_Exercise data:_
_ _ _ _

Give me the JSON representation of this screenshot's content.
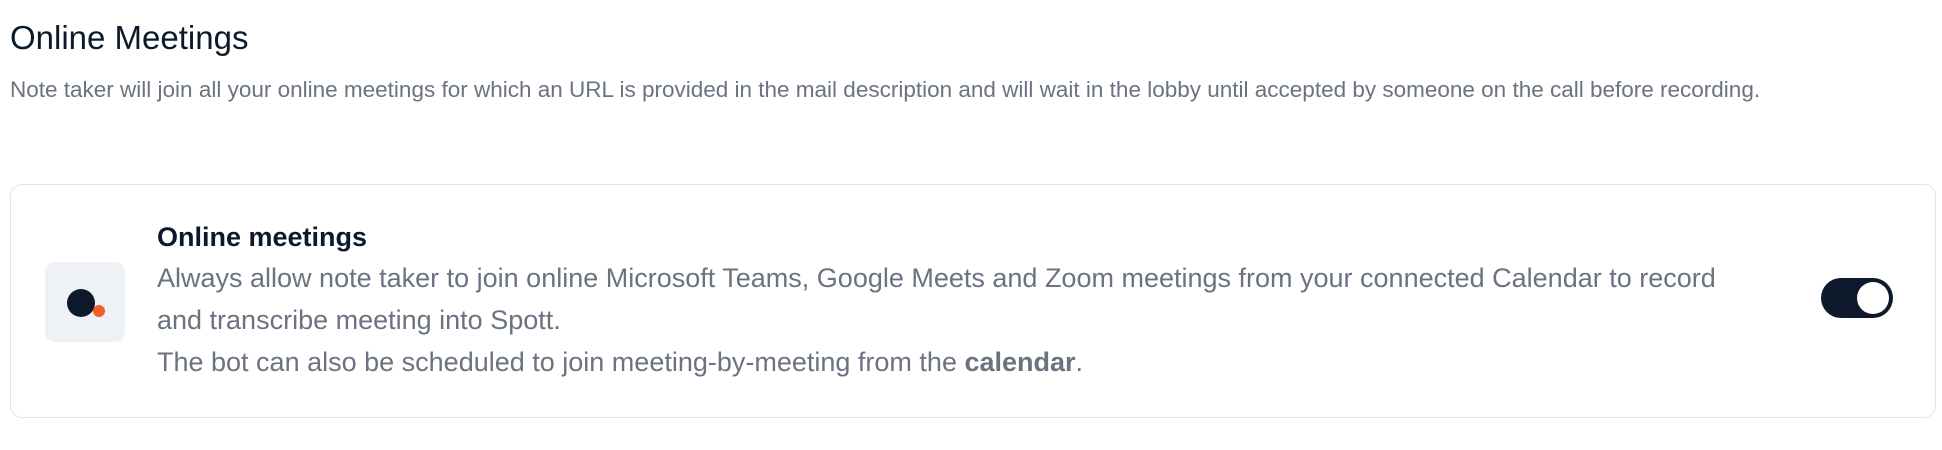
{
  "section": {
    "title": "Online Meetings",
    "description": "Note taker will join all your online meetings for which an URL is provided in the mail description and will wait in the lobby until accepted by someone on the call before recording."
  },
  "card": {
    "icon": "spott-logo-icon",
    "title": "Online meetings",
    "description_line1": "Always allow note taker to join online Microsoft Teams, Google Meets and Zoom meetings from your connected Calendar to record and transcribe meeting into Spott.",
    "description_line2_prefix": "The bot can also be scheduled to join meeting-by-meeting from the ",
    "description_line2_link": "calendar",
    "description_line2_suffix": ".",
    "toggle_on": true
  },
  "colors": {
    "accent": "#f0602a",
    "dark": "#0e1a2b",
    "muted_text": "#6b7280",
    "border": "#e2e4e9"
  }
}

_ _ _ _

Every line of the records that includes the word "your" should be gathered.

    "description": "Note taker will join all your online meetings for which an URL is provided in the mail description and will wait in the lobby until accepted by someone on the call before recording."
    "description_line1": "Always allow note taker to join online Microsoft Teams, Google Meets and Zoom meetings from your connected Calendar to record and transcribe meeting into Spott.",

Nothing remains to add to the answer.